The pathogenesis of iMCD-TAFRO remains unclear.2 Some differences between iMCD-TAFRO and iMCD not otherwise specified (iMCD-NOS) have been reported. iMCD-TAFRO seems to be driven by IL-2, which causes a systemic capillary leak syndrome characterized by fluid retention, renal failure and thrombocytopenia.6 iMCD-TAFRO tends to be associated with more modest elevations of serum IL-6 and higher VEGF levels than those found in iMCD-NOS.7,8 Peritoneal levels of IL-6 and VEGF have reportedly been elevated in iMCD-TAFRO, which may contribute the development of this disease.9 Elevated serum platelet-derived growth factor level has also been reported in iMCD-TAFRO and may be associated with myelofibrosis.10
In addition, some similarities between iMCD-TAFRO and lupus have been reported. B cell and T cell activation appear to play a pathogenic role in iMCD-TAFRO which may explain the response of iMCD-TAFRO to both rituximab and cyclosporine A.2 Further, regarding epigenetic alternation, a DNA methyltransferase 3A mutation has been observed in patients with iMCD-TAFRO and SLE.11,12
Differentiating iMCD-TAFRO and lupus is critical to determine the appropriate therapeutic strategy. Approximately 10% of lupus cases meet the diagnostic criteria of iMCD-TAFRO.13 The acute and subacute manifestations of SLE and those of iMCD-TAFRO may not be distinguishable clinically, because both can be associated with systemic inflammation, effusions, cytopenias and generalized lymphadenopathy.
In a retrospective study, patients diagnosed with SLE who also met the diagnostic criteria for iMCD-TAFRO were more likely to be older, anti-dsDNA antibody negative and have higher titers of serum C-reactive protein than patients with SLE. Thrombocytopenia associated with iMCD-TAFRO was also less responsive to therapy and required longer treatment courses to achieve remission.
Therefore, physicians should consider a diagnosis of iMCD-TAFRO when evaluating a patient with SLE who is older or has a limited response to immunosuppressive therapy.
The ideal treatment for iMCD-TAFRO has not yet been established.
Clinical trials are challenging due to the rarity of patients with this disease. However, international, evidence-based consensus treatment guidelines for iMCD recommend tocilizumab with or without glucocorticoids as a first-line therapy for both iMCD-TAFRO and iMCD-NOS. In tocilizumab-resistant cases, cyclosporine A may be considered, particularly for refractory peritoneal effusion and thrombocytopenia.7

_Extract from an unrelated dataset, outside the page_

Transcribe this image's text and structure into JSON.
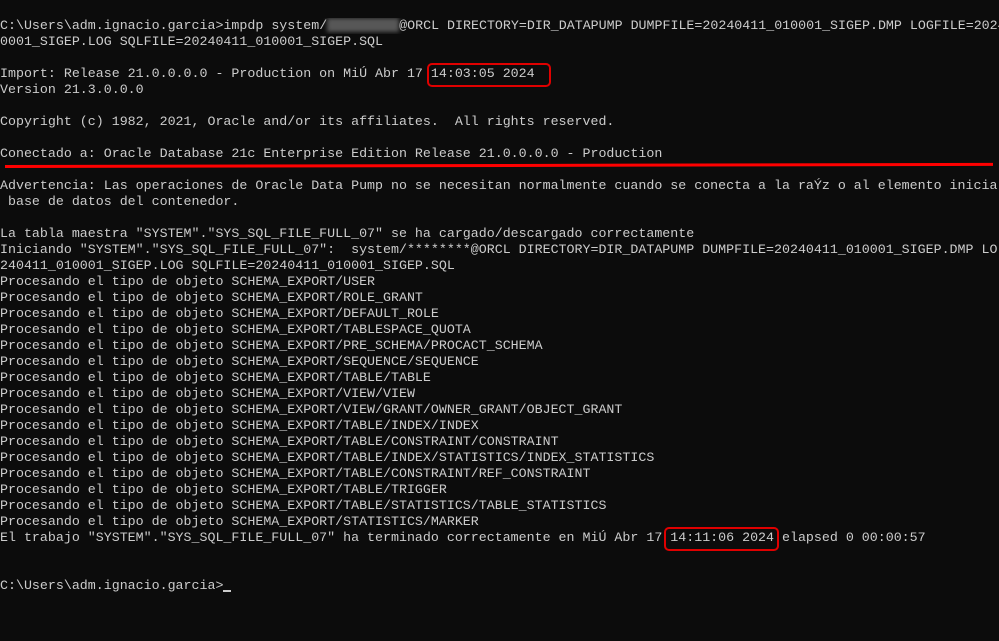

Based on retrospective research and expert opinion, the 2015 Japanese proposal of treatment strategy for iMCD-TAFRO describes glucocorticoids as first-line therapy, followed by cyclosporine A as second-line therapy—barring contraindications for cyclosporine A (e.g., renal dysfunction). If cyclosporine A is contraindicated, tocilizumab and rituximab may be considered.
Plasma exchange, cyclophosphamide (potentially as part of CHOP [cyclophosphamide, doxorubicin, vincristine and prednisolone]) and proteasome inhibitors, such as thalidomide and lenalidomide, are suggested for select patients.5
In a case series, three patients with tocilizumab-resistant iMCD-TAFRO achieved long-term remission with sirolimus, an inhibitor for mechanistic target of rapamycin (mTOR) that regulates VEGF expression and T cell activation.8
A case series reported tacrolimus may also be effective.14 Cyclosporine A and tacrolimus are both calcineurin inhibitors that regulate IL-2 transcription, leading to T cell inactivation.
In our case, however, cyclosporine A proved superior in efficacy over tacrolimus. Although further investigations are required, differences in drug delivery (i.e., penetrance into the bone marrow and effusions) and its effect on transforming growth factor β production, which increases platelet counts, may explain why cyclosporine A may be a superior therapy for iMCD-TAFRO.